The 13th-century Dominican scholar Albert the Great posited that, as erosion was known to occur, there must be some process whereby new mountains and other land-forms were thrust up, or else there would eventually be no land; he suggested that marine fossils in mountainsides must once have been at the sea-floor. Orogeny was used by Amanz Gressly (1840) and Jules Thurmann (1854) as orogenic in terms of the creation of mountain elevations, as the term mountain building was still used to describe the processes. Elie de Beaumont (1852) used the evocative "Jaws of a Vise" theory to explain orogeny, but was more concerned with the height rather than the implicit structures created by and contained in orogenic belts.
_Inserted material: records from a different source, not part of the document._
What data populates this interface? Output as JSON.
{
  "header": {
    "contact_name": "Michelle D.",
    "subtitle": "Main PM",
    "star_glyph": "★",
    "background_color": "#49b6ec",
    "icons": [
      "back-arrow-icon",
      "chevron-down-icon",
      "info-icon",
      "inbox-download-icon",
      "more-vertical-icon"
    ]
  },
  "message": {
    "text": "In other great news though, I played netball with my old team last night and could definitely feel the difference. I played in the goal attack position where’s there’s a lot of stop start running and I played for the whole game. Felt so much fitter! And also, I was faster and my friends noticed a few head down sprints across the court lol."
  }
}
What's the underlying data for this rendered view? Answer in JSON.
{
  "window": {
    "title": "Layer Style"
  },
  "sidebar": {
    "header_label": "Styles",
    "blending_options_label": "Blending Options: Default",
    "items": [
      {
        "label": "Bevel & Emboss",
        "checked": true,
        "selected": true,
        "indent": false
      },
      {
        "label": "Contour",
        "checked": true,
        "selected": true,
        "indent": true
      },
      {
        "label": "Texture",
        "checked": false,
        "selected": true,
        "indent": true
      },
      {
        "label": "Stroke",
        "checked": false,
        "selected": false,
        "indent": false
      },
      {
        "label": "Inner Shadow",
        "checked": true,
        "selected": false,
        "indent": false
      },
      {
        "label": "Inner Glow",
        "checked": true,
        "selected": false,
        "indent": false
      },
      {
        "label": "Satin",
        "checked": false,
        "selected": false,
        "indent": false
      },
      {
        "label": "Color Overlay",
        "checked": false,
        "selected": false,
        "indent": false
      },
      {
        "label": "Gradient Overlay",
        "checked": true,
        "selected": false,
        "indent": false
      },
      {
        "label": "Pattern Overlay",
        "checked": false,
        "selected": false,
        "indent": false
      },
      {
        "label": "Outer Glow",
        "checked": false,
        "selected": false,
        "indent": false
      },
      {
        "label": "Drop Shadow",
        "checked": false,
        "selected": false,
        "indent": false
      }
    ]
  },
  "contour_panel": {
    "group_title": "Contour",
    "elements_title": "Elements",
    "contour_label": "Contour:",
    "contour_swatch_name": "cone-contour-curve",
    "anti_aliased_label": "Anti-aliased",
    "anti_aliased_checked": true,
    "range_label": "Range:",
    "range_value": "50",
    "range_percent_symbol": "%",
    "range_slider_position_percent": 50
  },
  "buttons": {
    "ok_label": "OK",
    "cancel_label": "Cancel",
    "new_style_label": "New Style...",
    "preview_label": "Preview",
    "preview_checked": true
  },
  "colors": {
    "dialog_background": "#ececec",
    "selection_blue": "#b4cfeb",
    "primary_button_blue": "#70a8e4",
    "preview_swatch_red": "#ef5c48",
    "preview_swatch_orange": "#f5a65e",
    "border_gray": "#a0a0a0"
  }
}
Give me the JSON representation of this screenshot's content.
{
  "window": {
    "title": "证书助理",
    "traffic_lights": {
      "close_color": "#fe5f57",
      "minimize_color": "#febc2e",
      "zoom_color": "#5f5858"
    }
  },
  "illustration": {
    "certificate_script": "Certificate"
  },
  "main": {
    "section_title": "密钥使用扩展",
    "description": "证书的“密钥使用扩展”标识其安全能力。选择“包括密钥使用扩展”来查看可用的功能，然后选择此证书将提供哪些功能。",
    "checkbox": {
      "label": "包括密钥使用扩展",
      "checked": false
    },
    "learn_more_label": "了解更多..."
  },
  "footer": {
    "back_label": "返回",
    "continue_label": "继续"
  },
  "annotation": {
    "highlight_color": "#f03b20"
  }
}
His theory essentially held that mountains were created by the squeezing of certain rocks. Eduard Suess (1875) recognised the importance of horizontal movement of rocks. The concept of a precursor geosyncline or initial downward warping of the solid earth (Hall, 1859) prompted James Dwight Dana (1873) to include the concept of compression in the theories surrounding mountain-building. With hindsight, we can discount Dana's conjecture that this contraction was due to the cooling of the Earth (aka the cooling Earth theory). The cooling Earth theory was the chief paradigm for most geologists until the 1960s. It was, in the context of orogeny, fiercely contested by proponents of vertical movements in the crust, or convection within the asthenosphere or mantle.
Gustav Steinmann (1906) recognised different classes of orogenic belts, including the Alpine type orogenic belt, typified by a flysch and molasse geometry to the sediments; ophiolite sequences, tholeiitic basalts, and a nappe style fold structure.
In terms of recognising orogeny as an event, Leopold von Buch (1855) recognised that orogenies could be placed in time by bracketing between the youngest deformed rock and the oldest undeformed rock, a principle which is still in use today, though commonly investigated by geochronology using radiometric dating.
Based on available observations from the metamorphic differences in orogenic belts of Europe and North America, H. J. Zwart (1967) proposed three types of orogens in relationship to tectonic setting and style: Cordillerotype, Alpinotype, and Hercynotype. His proposal was revised by W. S. Pitcher in 1979 in terms of the relationship to granite occurrences. Cawood et al. (2009) categorized orogenic belts into three types: accretionary, collisional, and intracratonic. Notice that both accretionary and collisional orogens developed in converging plate margins. In contrast, Hercynotype orogens generally show similar features to intracratonic, intracontinental, extensional, and ultrahot orogens, all of which developed in continental detachment systems at converged plate margins.
Without denudation, even relatively low uplift rates as characteristic of epeirogenetic movements (e.g. 20m/MA) would generate highly elevated regions in geological time periods.